What the task requires - Take each line of the entries below that contains "this" and copy it.

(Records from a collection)

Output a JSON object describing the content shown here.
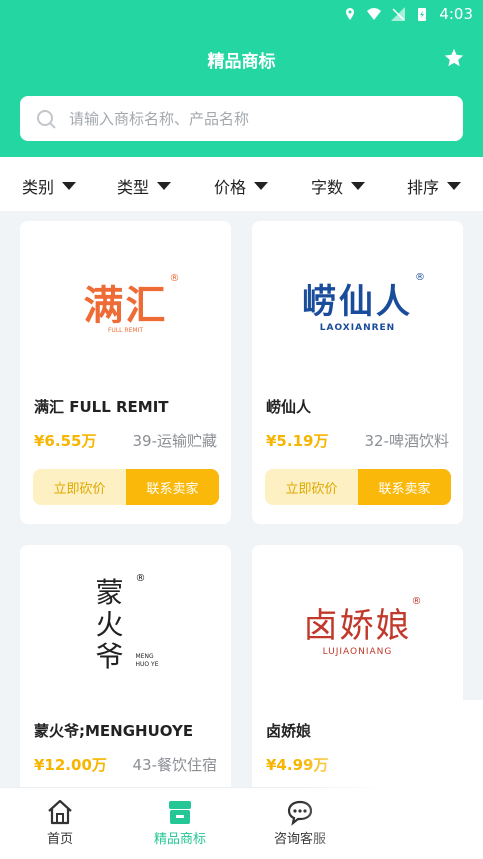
{
  "status_bar": {
    "time": "4:03"
  },
  "header": {
    "title": "精品商标"
  },
  "search": {
    "placeholder": "请输入商标名称、产品名称"
  },
  "filters": [
    "类别",
    "类型",
    "价格",
    "字数",
    "排序"
  ],
  "cards": [
    {
      "logo_text": "满汇",
      "logo_sub": "FULL REMIT",
      "name": "满汇 FULL REMIT",
      "price": "¥6.55万",
      "category": "39-运输贮藏",
      "bargain_label": "立即砍价",
      "contact_label": "联系卖家"
    },
    {
      "logo_text": "崂仙人",
      "logo_sub": "LAOXIANREN",
      "name": "崂仙人",
      "price": "¥5.19万",
      "category": "32-啤酒饮料",
      "bargain_label": "立即砍价",
      "contact_label": "联系卖家"
    },
    {
      "logo_text": "蒙火爷",
      "logo_sub": "MENG HUO YE",
      "name": "蒙火爷;MENGHUOYE",
      "price": "¥12.00万",
      "category": "43-餐饮住宿"
    },
    {
      "logo_text": "卤娇娘",
      "logo_sub": "LUJIAONIANG",
      "name": "卤娇娘",
      "price": "¥4.99万",
      "category": ""
    }
  ],
  "tabbar": [
    {
      "label": "首页",
      "icon": "home-icon"
    },
    {
      "label": "精品商标",
      "icon": "store-icon"
    },
    {
      "label": "咨询客服",
      "icon": "chat-icon"
    }
  ],
  "colors": {
    "accent": "#24d6a2",
    "price": "#f7b500",
    "button": "#fab80a"
  }
}
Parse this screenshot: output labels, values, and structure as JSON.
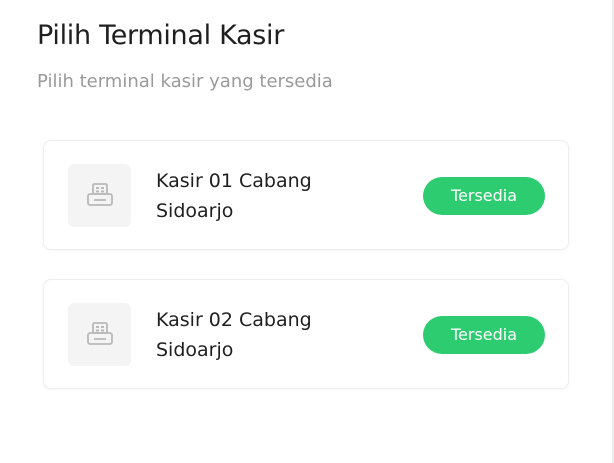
{
  "header": {
    "title": "Pilih Terminal Kasir",
    "subtitle": "Pilih terminal kasir yang tersedia"
  },
  "terminals": [
    {
      "name": "Kasir 01 Cabang Sidoarjo",
      "status": "Tersedia",
      "icon": "cash-register-icon"
    },
    {
      "name": "Kasir 02 Cabang Sidoarjo",
      "status": "Tersedia",
      "icon": "cash-register-icon"
    }
  ],
  "colors": {
    "status_available": "#2ecc71",
    "title_text": "#1f1f1f",
    "subtitle_text": "#9a9a9a",
    "icon_bg": "#f4f4f4"
  }
}
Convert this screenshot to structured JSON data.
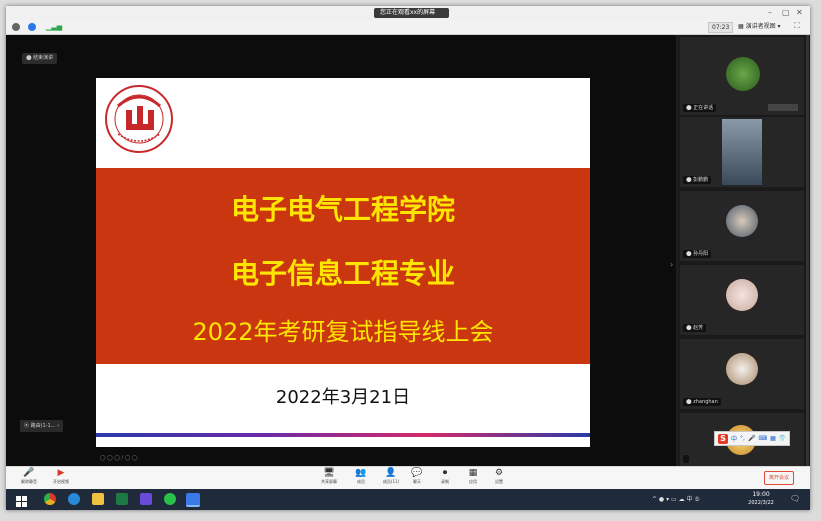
{
  "window": {
    "title": "您正在观看xx的屏幕 ",
    "title_badge": "",
    "controls": {
      "minimize": "–",
      "maximize": "▢",
      "close": "✕"
    }
  },
  "topbar": {
    "signal_icon": "signal-bars-icon",
    "timer": "07:23",
    "view_label": "▦ 演讲者视图 ▾",
    "fullscreen_icon": "⛶"
  },
  "stage": {
    "speaker_tag": "⬤ 结束演讲",
    "self_view_label": "⦿ 路由(1-1...  ‹",
    "nav_hint": "◯ ◯ ◯ / ◯ ◯",
    "collapse_icon": "›"
  },
  "slide": {
    "line1": "电子电气工程学院",
    "line2": "电子信息工程专业",
    "line3": "2022年考研复试指导线上会",
    "date": "2022年3月21日",
    "brand_color": "#c9360f",
    "headline_color": "#ffe600"
  },
  "participants": [
    {
      "name": "⬤ 正在讲话",
      "avatar": "plant-photo"
    },
    {
      "name": "⬤ 彭鹏鹏",
      "avatar": "person-photo"
    },
    {
      "name": "⬤ 孙丹阳",
      "avatar": "person-photo"
    },
    {
      "name": "⬤ 赵芳",
      "avatar": "woman-photo"
    },
    {
      "name": "⬤ zhanghan",
      "avatar": "coffee-photo"
    },
    {
      "name": "",
      "avatar": "cartoon-photo"
    }
  ],
  "ime": {
    "logo": "S",
    "items": [
      "中",
      "°,",
      "🎤",
      "⌨",
      "▦",
      "👕"
    ]
  },
  "toolbar": {
    "left": [
      {
        "icon": "🎤",
        "label": "解除静音"
      },
      {
        "icon": "▶",
        "label": "开启视频"
      }
    ],
    "center": [
      {
        "icon": "🖥",
        "label": "共享屏幕"
      },
      {
        "icon": "👥",
        "label": "成员"
      },
      {
        "icon": "👤",
        "label": "成员(11)"
      },
      {
        "icon": "💬",
        "label": "聊天"
      },
      {
        "icon": "⏺",
        "label": "录制"
      },
      {
        "icon": "▦",
        "label": "应用"
      },
      {
        "icon": "⚙",
        "label": "设置"
      }
    ],
    "end_label": "离开会议"
  },
  "taskbar": {
    "apps": [
      {
        "name": "windows",
        "color": "#ffffff"
      },
      {
        "name": "chrome",
        "color": "#e8b020"
      },
      {
        "name": "edge",
        "color": "#2a8ad8"
      },
      {
        "name": "explorer",
        "color": "#f0c040"
      },
      {
        "name": "excel",
        "color": "#1e7a44"
      },
      {
        "name": "teams",
        "color": "#6a4ad8"
      },
      {
        "name": "wechat",
        "color": "#2ac04a"
      },
      {
        "name": "meeting",
        "color": "#3a7ae8"
      }
    ],
    "tray": "^ ● ▾ ▭ ☁ 中 ⑤",
    "time": "19:00",
    "date": "2022/3/22",
    "notif_icon": "🗨"
  }
}
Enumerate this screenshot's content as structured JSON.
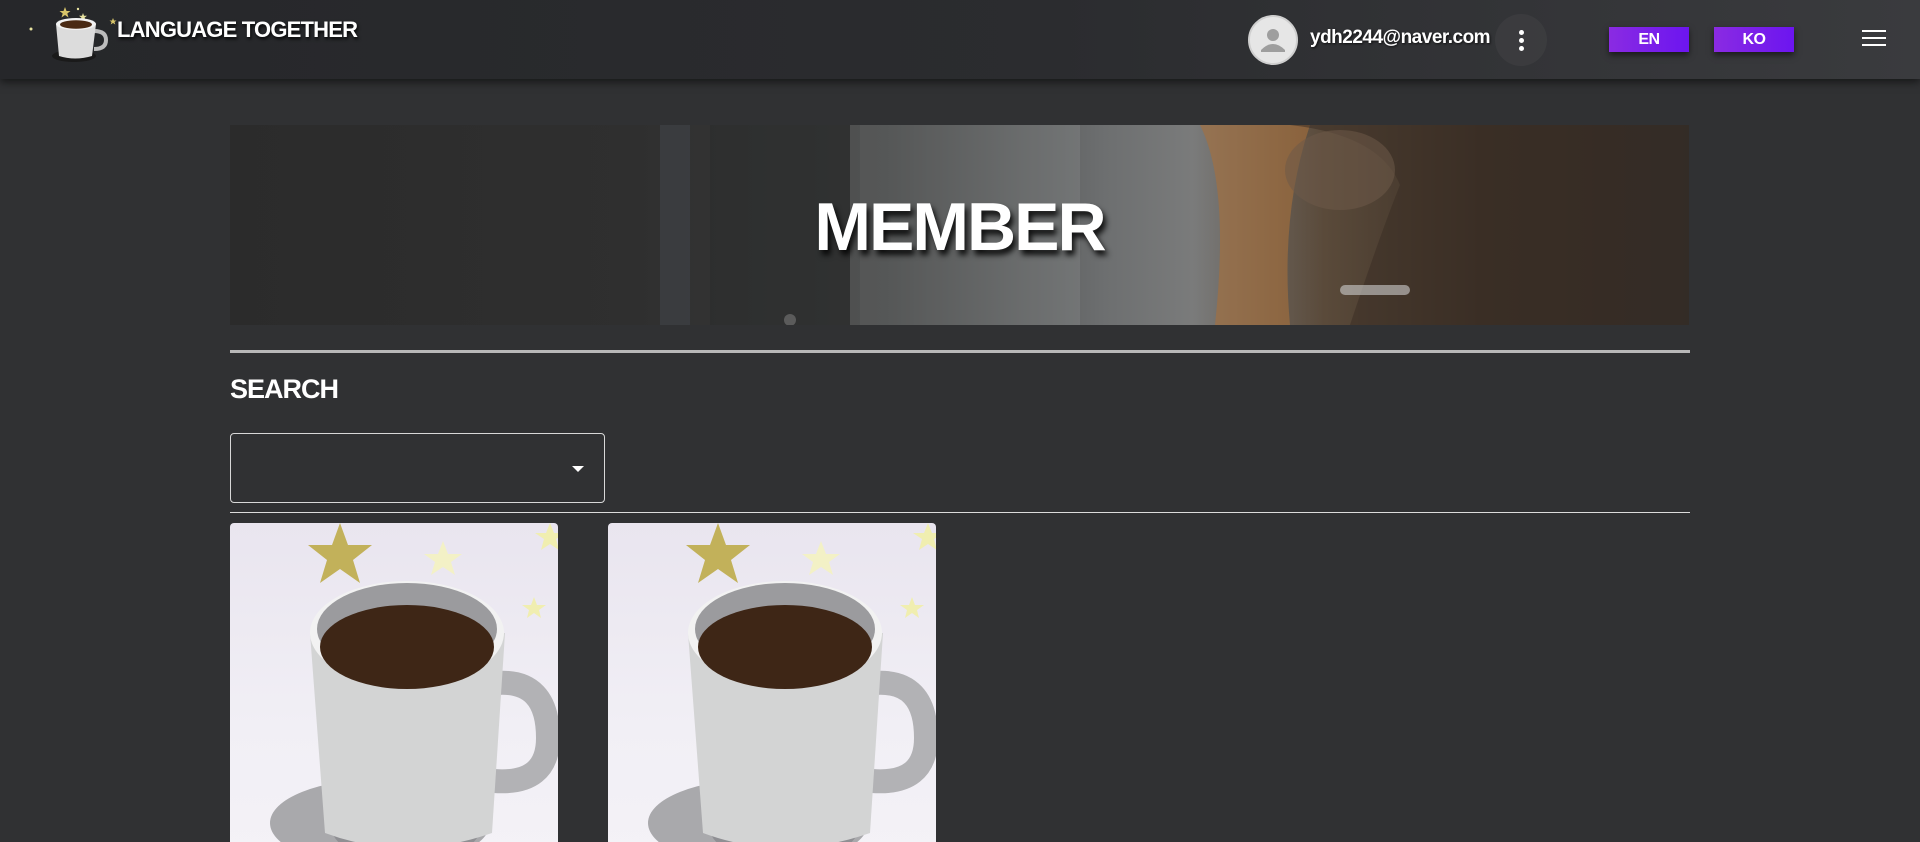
{
  "header": {
    "brand": "LANGUAGE TOGETHER",
    "user_email": "ydh2244@naver.com",
    "lang_en": "EN",
    "lang_ko": "KO"
  },
  "hero": {
    "title": "MEMBER"
  },
  "search": {
    "heading": "SEARCH",
    "select_value": ""
  },
  "members": [
    {
      "image": "coffee-cup"
    },
    {
      "image": "coffee-cup"
    }
  ],
  "colors": {
    "background": "#303133",
    "accent": "#8a2be2",
    "accent_2": "#6c15f0"
  }
}
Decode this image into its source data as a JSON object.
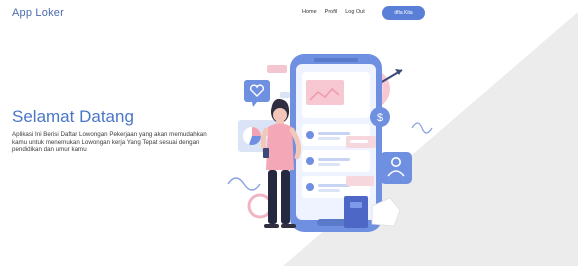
{
  "brand": "App Loker",
  "nav": {
    "links": [
      "Home",
      "Profil",
      "Log Out"
    ],
    "cta": "dfta Kita"
  },
  "hero": {
    "title": "Selamat Datang",
    "description": "Aplikasi Ini Berisi Daftar Lowongan Pekerjaan yang akan memudahkan kamu untuk menemukan Lowongan kerja Yang Tepat sesuai dengan pendidikan dan umur kamu"
  },
  "colors": {
    "brand": "#4a6bb0",
    "accent": "#5a7fd6",
    "title": "#4a76c8",
    "background_shape": "#ececec",
    "pink_accent": "#f2a3b3"
  },
  "icons": [
    "heart-icon",
    "dollar-icon",
    "user-icon",
    "pie-chart-icon",
    "target-icon"
  ]
}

Exercise output -
Parse this screenshot: output labels, values, and structure as JSON.
Convert this screenshot to structured JSON data.
Enumerate this screenshot's content as structured JSON.
Decode this image into its source data as a JSON object.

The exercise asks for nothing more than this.